Every couple of months a magical event occurs; I get a guilt free weekend of eating and drinking. The timing is somewhat sporadic, and always coincides with my best friends visit. We’ve been buddies since high school. Even more than being my best friend she is my foodie soul-mate. On her most recent visit to D.C., we decided to visit Logan Circle’s new installment The Pig on her first night in town.
I can unabashedly say that this spot is completely unashamed in its dedication to swine. While we had an hour-long wait for our table, once we sat down, the service was virtually seamless. The decor of the Pig is done in that post industrial modern style that’s so popular with the kids these days. Wood, low caged industrial lighting, and pictures of money adorning the wall were the order of the day. We were one of the last tables to be seated. Being somewhat serious about our food, we studied the menu intently: this was serious business.
During our first 20 minutes in the restaurant, we only came to a 100% consensus on one of the dishes on the entire menu. Upon presenting our selection to the server he informed us that because most of the dishes were small plates we should order more than one at at time. This sent us back to frantically studying the menu. By this time we were so hungry that all self control was completely out of the door. I went back to the menu the next day and determined that there were exactly 28 items on the dinner menu. Between 4 people we ordered 11 of those dishes, totaling ~40% of the entire menu. This does not include the two jugs of wine we drank. Because The Pig is completely green, everything is used again. This means that wine is on tap and served in jugs. I highly recommend trying a jug since it ultimately results in more wine being brought to the table. The stark reality of our fat-assed-ness was hard to accept, but ultimately worth it. I think that most true foodies would understand the extreme gluttony that took place.
We started out with the herb gnocchi served with truffle corn and crispy pork belly. The herb gnocchi was delectably tender, and as is often the case with swine, the flavor was enhanced by the crispy pork belly. Next we moved onto the crispy pig ear salad. I wanted to love this dish, but the crispy pig ear was more akin to crutons than pig ear, so a bit of a disappointment. The flavor was not at all bad, but I was definitely expecting something else.

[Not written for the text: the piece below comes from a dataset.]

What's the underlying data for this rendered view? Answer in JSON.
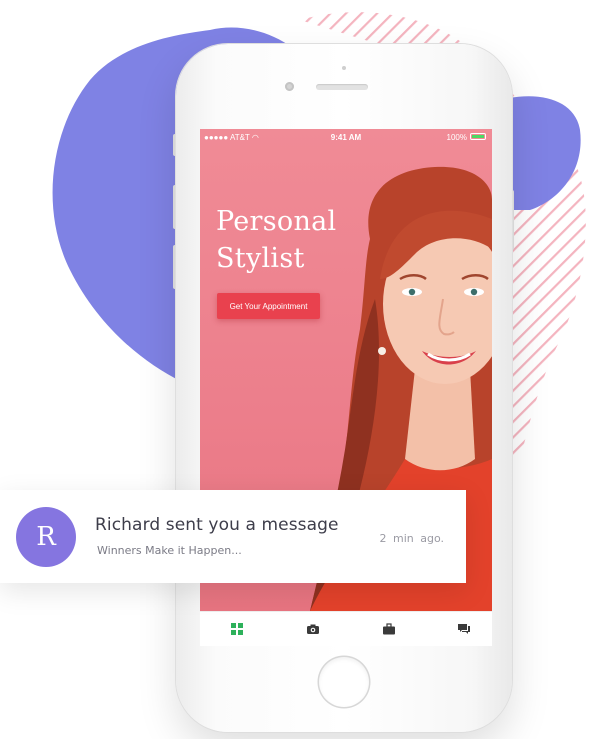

Moving on . . . Next we had the sweetbread & bacon ravioli with pickled tomatoes, toasted almonds. This was one of my favorite dishes. The pasta was cooked to perfection and the flavors of the pickled tomatoes melded well with the bacon ravioli.
Our second course included the wild boar ragu with parpadelle and pecorino, the meatballs made of pork and lamb, and the charred belly. I cannot in all honesty recommend the wild boar ragu. I had high hopes for this dish, but it ended up falling flat. It is the only thing on the menu that could be described as remotely lacking flavor, a hard feat to accomplish when everything is infused with bacon. The Pig redeemed itself with the pork and lamb meatballs, served with stewed tomato sauce, arugula, and grits. Being from the south, grits have a special place in my heart, so I was programmed to love this dish from the start. The meat balls were tender, the arugula was perfectly cooked, and the stewed tomato sauce was infused with a complexity you would be hard pressed to find elsewhere. The crispy pork belly was another table favorite. I was a bit turned off by the watermelon jelly, but everyone else at the table loved it.
Our third course included the only non pork based products ordered all night. It included chicken livers, crispy pork shank, and heirloom tomato salad. I insisted on the chicken livers. Nobody at the table liked them except for me. Sigh. What can I say, they were a throwback to my childhood, and I enjoyed every bite. The crispy pork shank was pretty good on its own, but it shown when paired with boar and mushroom spoon bread and hog sauce. I have no idea what was in the hot sauce, but I definitely enjoyed licking it off the spoon. By the time we got to the heirloom tomato salad, but anyone who has read my previous posts understands that heirloom tomatoes are one of my true passions. This one did not disappoint.
All in all, if pork is you thing, you cannot miss going to the Pig. In retrospect I’d get the fried green tomatoes with duck confit. That may be my biggest regret. Once I bury the shame of unbuttoning my pants to make room for my belly and almost falling asleep in the booth, I will certainly return to The Pig in order to sample the other half of their menu.